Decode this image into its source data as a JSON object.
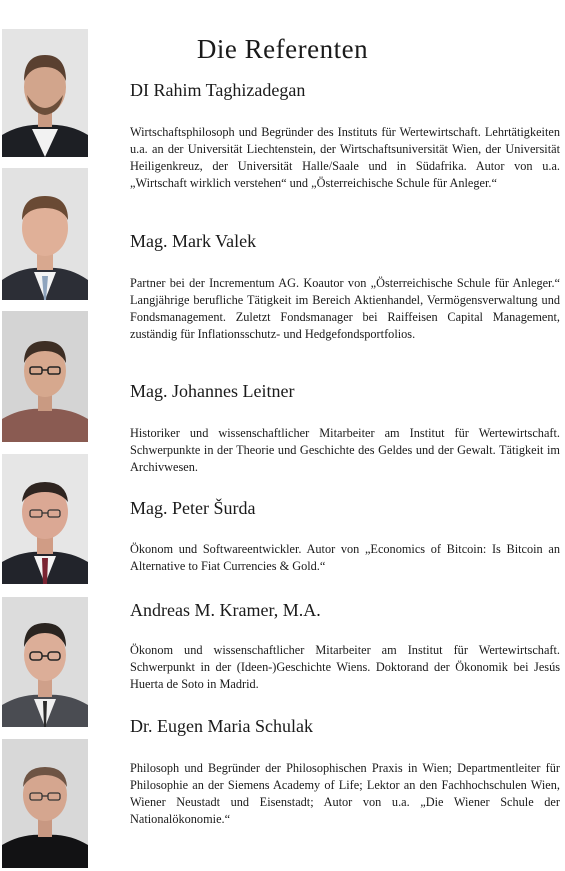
{
  "page": {
    "title": "Die Referenten"
  },
  "speakers": [
    {
      "name": "DI Rahim Taghizadegan",
      "bio": "Wirtschaftsphilosoph und Begründer des Instituts für Wertewirtschaft. Lehrtätigkeiten u.a. an der Universität Liechtenstein, der Wirtschaftsuniversität Wien, der Universität Heiligenkreuz, der Universität Halle/Saale und in Südafrika. Autor von u.a. „Wirtschaft wirklich verstehen“ und „Österreichische Schule für Anleger.“"
    },
    {
      "name": "Mag. Mark Valek",
      "bio": "Partner bei der Incrementum AG. Koautor von „Österreichische Schule für Anleger.“ Langjährige berufliche Tätigkeit im Bereich Aktienhandel, Vermögensverwaltung und Fondsmanagement. Zuletzt Fondsmanager bei Raiffeisen Capital Management, zuständig für Inflationsschutz- und Hedgefondsportfolios."
    },
    {
      "name": "Mag. Johannes Leitner",
      "bio": "Historiker und wissenschaftlicher Mitarbeiter am Institut für Wertewirtschaft. Schwerpunkte in der Theorie und Geschichte des Geldes und der Gewalt. Tätigkeit im Archivwesen."
    },
    {
      "name": "Mag. Peter Šurda",
      "bio": "Ökonom und Softwareentwickler. Autor von „Economics of Bitcoin: Is Bitcoin an Alternative to Fiat Currencies & Gold.“"
    },
    {
      "name": "Andreas M. Kramer, M.A.",
      "bio": "Ökonom und wissenschaftlicher Mitarbeiter am Institut für Wertewirtschaft. Schwerpunkt in der (Ideen-)Geschichte Wiens. Doktorand der Ökonomik bei Jesús Huerta de Soto in Madrid."
    },
    {
      "name": "Dr. Eugen Maria Schulak",
      "bio": "Philosoph und Begründer der Philosophischen Praxis in Wien; Departmentleiter für Philosophie an der Siemens Academy of Life; Lektor an den Fachhochschulen Wien, Wiener Neustadt und Eisenstadt; Autor von u.a. „Die Wiener Schule der Nationalökonomie.“"
    }
  ]
}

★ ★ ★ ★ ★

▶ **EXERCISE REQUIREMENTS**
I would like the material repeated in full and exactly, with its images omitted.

▶ **RESPONSE BELOW**
Decode this image into its source data as a JSON object.
{
  "page": {
    "title": "Die Referenten"
  },
  "speakers": [
    {
      "name": "DI Rahim Taghizadegan",
      "bio": "Wirtschaftsphilosoph und Begründer des Instituts für Wertewirtschaft. Lehrtätigkeiten u.a. an der Universität Liechtenstein, der Wirtschaftsuniversität Wien, der Universität Heiligenkreuz, der Universität Halle/Saale und in Südafrika. Autor von u.a. „Wirtschaft wirklich verstehen“ und „Österreichische Schule für Anleger.“"
    },
    {
      "name": "Mag. Mark Valek",
      "bio": "Partner bei der Incrementum AG. Koautor von „Österreichische Schule für Anleger.“ Langjährige berufliche Tätigkeit im Bereich Aktienhandel, Vermögensverwaltung und Fondsmanagement. Zuletzt Fondsmanager bei Raiffeisen Capital Management, zuständig für Inflationsschutz- und Hedgefondsportfolios."
    },
    {
      "name": "Mag. Johannes Leitner",
      "bio": "Historiker und wissenschaftlicher Mitarbeiter am Institut für Wertewirtschaft. Schwerpunkte in der Theorie und Geschichte des Geldes und der Gewalt. Tätigkeit im Archivwesen."
    },
    {
      "name": "Mag. Peter Šurda",
      "bio": "Ökonom und Softwareentwickler. Autor von „Economics of Bitcoin: Is Bitcoin an Alternative to Fiat Currencies & Gold.“"
    },
    {
      "name": "Andreas M. Kramer, M.A.",
      "bio": "Ökonom und wissenschaftlicher Mitarbeiter am Institut für Wertewirtschaft. Schwerpunkt in der (Ideen-)Geschichte Wiens. Doktorand der Ökonomik bei Jesús Huerta de Soto in Madrid."
    },
    {
      "name": "Dr. Eugen Maria Schulak",
      "bio": "Philosoph und Begründer der Philosophischen Praxis in Wien; Departmentleiter für Philosophie an der Siemens Academy of Life; Lektor an den Fachhochschulen Wien, Wiener Neustadt und Eisenstadt; Autor von u.a. „Die Wiener Schule der Nationalökonomie.“"
    }
  ]
}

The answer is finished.